There is no point in trying to focus on any other topic – we need to talk about the Inflation Reduction Act (IRA). The name’s obvious political hijinks aside, this is an outstanding climate bill, and a decent healthcare bill.
First, it more than pays for itself, with $490B of new spending, more than offset by $764B in savings and new revenue. (Amazingly, Congress passed an important bill that also decreases the deficit.) Second, there is a lot in the bill that does not have to do with climate, (Affordable Care Act subsidies, expansion of the Medicare prescription drug benefit, allowing Medicare to negotiate drug prices, etc.) But for me, and likely those of you reading this, what is important is almost $400B dollars in incentives to transition the economy toward electricity and renewables.
Let’s take a step back, and remember, that last year, the President signed the infrastructure bill into law. That bill designated $50B for climate resilience and weatherization, as more frequent and severe droughts, heat waves, floods and wildfires ravage the country. That is about adaptation, important, but not about reducing the emissions of greenhouse gases. That bill also had $65B for clean energy and grid-related investments, and $7.5B to build a national network of charging stations for electric vehicles.
In addition, the government’s new corporate average fuel economy (CAFÉ) standards will require “an industrywide fleet average” of almost 49 miles per gallon for 2026 models. This has, and will, put a lot of pressure on the car industry to switch to plug in hybrids, and fully electric vehicles.
That is all before the IRA.
I can’t cover the whole bill here – but it includes:
- $30B in production tax credits for solar panels, wind turbines, batteries and critical minerals processing
- $10B in tax credits to build clean technology manufacturing facilities
- $500 million to be used through the Defense Production Act for heat pumps and critical minerals processing.

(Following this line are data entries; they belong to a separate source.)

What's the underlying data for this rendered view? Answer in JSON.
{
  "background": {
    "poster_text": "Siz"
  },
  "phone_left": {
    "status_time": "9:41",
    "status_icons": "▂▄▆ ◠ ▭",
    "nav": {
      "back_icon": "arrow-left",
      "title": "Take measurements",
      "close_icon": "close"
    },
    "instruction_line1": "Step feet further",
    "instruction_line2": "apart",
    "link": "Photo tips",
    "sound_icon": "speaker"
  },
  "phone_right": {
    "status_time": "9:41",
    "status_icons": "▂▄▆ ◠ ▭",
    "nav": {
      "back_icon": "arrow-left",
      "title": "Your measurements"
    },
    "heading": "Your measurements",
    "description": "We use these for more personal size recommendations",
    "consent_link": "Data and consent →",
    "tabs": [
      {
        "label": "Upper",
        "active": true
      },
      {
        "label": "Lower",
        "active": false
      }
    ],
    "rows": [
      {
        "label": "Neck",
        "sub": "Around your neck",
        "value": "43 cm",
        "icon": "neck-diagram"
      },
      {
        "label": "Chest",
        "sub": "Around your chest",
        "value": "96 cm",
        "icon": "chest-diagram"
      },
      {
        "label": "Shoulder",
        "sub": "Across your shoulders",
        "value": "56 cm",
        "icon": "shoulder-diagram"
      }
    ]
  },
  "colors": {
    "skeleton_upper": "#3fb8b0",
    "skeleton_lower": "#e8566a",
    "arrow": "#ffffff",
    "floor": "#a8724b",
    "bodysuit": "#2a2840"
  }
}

- A means-tested $7,500 tax credit to make new electric vehicles more affordable, and a $4,000 tax credit for used electric vehicles
- A methane fee that drive companies to eliminate methane leaks during production and transportation, which will start in 2025.
- $60B to address the disproportionate burden of pollution on low-income communities and communities of color
- $27B for a “green bank” aimed at delivering financial support to clean energy projects
- $20B for programs that can cut emissions in the agriculture sector
From the consumers perspective – think about this for your own home:
The High-Efficiency Electric Home Rebate Program will offer up to $8000 to install heat pumps that both cool and heat your home. If your current water heater runs on gas, you can get a $1750 rebate on an air source heat pump water heater. Need new wiring to support all of this? There is another $2500 dollars available for that, and $1600 available for insulating your home. Want to go fully electric – and make the air in your home so much cleaner and healthier – then take that last step and ditch your gas stove, and replace it with an induction stove, and get $840 in credits. Add solar panels and you get a 30% tax credit, and the same for back up batteries.
And remember – the $7500 dollar rebate you can get for buying a new car. Replace two cars and electrify your home – and you might be able to get more than $30,000 dollars in rebates from the government.
So yes – this bill is big, and the work of the whole last year is incredible.
But it is not enough. Most analysts say the bill will only get us a little over 40% reduction in emissions by 2030. We need to get to 50% to have a chance at keep the planet under a 15% increase in warming by 2050.
Health systems need to act on three things:
- Inform your employees, partners, patients, and entire community about the benefits of the bill, and help get these dollars into your community. People will have lower energy costs, those costs will be consistent (electric prices do not swing wildly like oil and gas prices do), the environment will be healthier, and you will lower morbidity and mortality caused by breathing in fossil fuel particulates.
- Take advantage of these credits yourself. We strongly recommend eliminating scope 2 emissions by engaging with a utility to build out wind and solar for your health system through a “power purchase agreement.” Those rebates will go to the builder – but that means that your costs will be lower, and your hedge on electric costs will be even better.
- Don’t let the bill allow you to become apathetic. It is a great bill – but it does not solve the problem. The government has gone a long way (admittedly further than I expected), but this still needs to be solved in your community. People need to take up the gauntlet and do the work to get these credits. And we still need to work on eliminating a lot more greenhouse gases.
Let’s celebrate – and then get to work!
RELATED NET ZERO CONTENT YOU MAY BE INTERESTED IN
Have you tried to buy an American made TV? Very tough to do – in fact, impossible. There are things that we simply no longer manufacture in the US because of the high cost of manufacturing here, and the very low cost of container shipping. We do still manufacture solar panels here, but not many,
It has been quite a week. Southeast Asia – including India, Pakistan, and Bangladesh – is having such extreme heat that it is decreasing crop yields by up to 15%. India ended its wheat exports for fear that it will not have enough to feed its own people. And of course – the heat itself
Getting your health system to net zero emissions will be no easy task. 60-80% of a health system’s emissions come from the supply chain. Clearly systems will need to set new emissions reductions criteria for suppliers and GPOs. For the other 20-40 of a health system’s emissions – which are those emissions that your health